That smartphone you carry around is a box full of sensors.
Those sensors are just sitting there doing nothing, or performing mundane tasks like giving you turn-by-turn directions or turning off your screen when you're yakking on the phone.
But what if you could use phone sensors to their full potential?
Tiny instruments inside your phone can tell where you are on the surface of the planet. Sensors can also detect and identify nearby Wi-Fi routers and Bluetooth devices. They can measure light and sound, as well as motion, direction and "attitude" (the position of the phone -- which way it's facing). They can tell if something is near the phone or not. Some phones can detect ambient temperature and other environmental facts.
Smart software with access to all the data gathered by these sensors, combined with an Internet full of information, could figure out all kinds of things about you.
Everybody knows that big companies like Google, Apple and Facebook want to harvest cellphone-generated data and use it to serve up virtual personal assistants with a side order of contextual advertising.
This vision of the future puts your phone's sensor data in the hands of megacorporations. But what if you were in control of it?
What is the quantified fife?
I've written in this space about the " quantified self," and also " lifelogging."
The "quantified self" movement uses technology to measure your biology, for the most part -- your heart rate, sleeping patterns, physical and mental performance and other data.
The problem with the "quantified self" is that many people don't want to think of themselves as, or treat themselves like, machines.
The "lifelogging" movement is about capturing everything that happens to you, mostly with a camera, for a literally photographic memory, as well as capturing your communication with others.
The problem with "lifelogging" is that in order to capture your life, you have to photograph and index conversations with everyone you encounter, which feels like an invasion of their privacy.
The quantified life is similar to both the "quantified self" notion and "lifelogging" in that it involves the use of technology to gather highly individual data in order to improve your life.
But instead of hacking your body and monitoring your vital signs, sleep patterns and brain waves as those in the quantified self movement advocate, and instead of taking pictures of everything you look at, as some lifelogging fans do, the quantified life approach simply involves the passive gathering of cellphone data in the background and then using algorithms to make sense of it all.
A free new app lets you quantify your life
A Silicon Valley startup called Alohar Mobile offers a free iOS and Android app called Placeme that's designed to gather available phone sensor data and upload it to the company's cloud-based servers.

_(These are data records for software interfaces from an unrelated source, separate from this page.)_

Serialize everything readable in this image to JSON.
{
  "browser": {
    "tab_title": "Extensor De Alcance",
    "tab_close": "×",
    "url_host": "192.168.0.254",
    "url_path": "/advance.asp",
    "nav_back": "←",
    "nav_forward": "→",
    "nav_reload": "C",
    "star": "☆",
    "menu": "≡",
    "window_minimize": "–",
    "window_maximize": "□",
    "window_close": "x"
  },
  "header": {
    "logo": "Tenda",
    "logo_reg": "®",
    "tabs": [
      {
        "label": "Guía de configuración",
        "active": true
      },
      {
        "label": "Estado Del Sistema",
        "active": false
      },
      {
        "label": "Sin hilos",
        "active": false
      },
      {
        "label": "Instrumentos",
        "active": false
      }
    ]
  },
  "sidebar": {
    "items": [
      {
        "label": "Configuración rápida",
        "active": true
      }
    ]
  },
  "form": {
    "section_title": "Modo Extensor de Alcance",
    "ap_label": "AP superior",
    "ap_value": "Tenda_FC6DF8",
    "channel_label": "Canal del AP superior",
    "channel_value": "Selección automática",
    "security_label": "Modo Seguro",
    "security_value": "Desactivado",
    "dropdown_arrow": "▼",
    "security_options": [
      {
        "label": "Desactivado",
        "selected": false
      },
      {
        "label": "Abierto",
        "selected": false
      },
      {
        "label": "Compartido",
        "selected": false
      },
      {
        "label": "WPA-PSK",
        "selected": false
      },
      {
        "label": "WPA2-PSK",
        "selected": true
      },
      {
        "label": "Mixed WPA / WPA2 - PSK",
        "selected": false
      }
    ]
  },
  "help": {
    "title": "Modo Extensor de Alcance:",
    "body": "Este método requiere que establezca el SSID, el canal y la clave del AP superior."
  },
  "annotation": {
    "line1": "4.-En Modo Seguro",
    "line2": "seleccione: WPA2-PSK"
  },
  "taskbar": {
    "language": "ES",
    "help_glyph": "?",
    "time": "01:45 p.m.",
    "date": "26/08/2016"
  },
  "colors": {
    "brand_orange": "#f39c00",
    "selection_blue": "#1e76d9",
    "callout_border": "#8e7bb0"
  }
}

Instead of using the data it gathers for advertising purposes, Placeme just makes that information available to you -- and nobody else.
Placeme is what Foursquare would be if you checked in at every location where you stayed for more than four minutes and annotated those check-ins with other data. Except with Placeme you don't check in. You don't have to do anything. (You can optionally specify or change the name of locations, and add notes.)
Later, you can review a list of all the places you've been, or see them pinned on a Google Map. A search button lets you search your history.
The app is fun, but it's not the most interesting thing about Alohar. The Placeme app is really a proof-of-concept demonstration of the real product, which is an "ambient location platform" for app developers.
Alohar's Mobile Behavior Analytics Engine squeezes meaning out of user sensor data and offers libraries of data analysis to developers.
For example, based on the speed at which you're moving and the pattern of your phone's motion sensor, Alohar's software can tell if you're walking, skateboarding, biking, driving or flying. The GPS can tell where this is taking place. The clock tells when.
It can also auto-categorize locations as "home," "work," "restaurant," "gym" and other groupings, and provide you with statistics about, for example, how many hours you spend at work each month.
By combining GPS, light sensor and temperature data, the software can tell if you're inside or outside.
The technology has a practical emergency application: It can tell if you've been in a car accident. If your deceleration is fast enough, then, by definition, you've been in a collision. It would be theoretically possible to develop an app that calls 911 when you've been in a crash and relays information about your location and perhaps some details of the incident.
The system can also out-Siri Siri -- theoretically. Virtual personal assistants in the age of Siri derive value from understanding regular human speech. But tomorrow's assistants will earn their keep by understanding actual human behavior.
Note that every data point gathered can be connected to a universe of useful information. For example, by knowing where you drive and also where you tend to buy gas, an app could suggest cheaper gas at stations near the routes you drive on a regular basis.
There's another "ambient awareness" app called Highlight that tells you when someone you know -- or someone who knows someone you know -- is nearby.
A combination of a system like Alohar's and an app like Highlight could tell you how you're connected to the strangers around you (those who also use the same app). Here's a guy who goes to the same gym you do. There's a woman whose kids go to the same school as your kids. One of your neighbors works in a building next to your workplace -- maybe you should carpool.
It's impossible to predict what creative developers could do with this service.
The combination of ambient sensing, powerful analytics, strong encryption and good privacy policies could usher in a world where our smartphones can be more than just handy gadgets. They could be life-transforming tools that enable us to use our own data for our own purposes.
Are you ready to quantify your life?
Mike Elgan writes about technology and tech culture.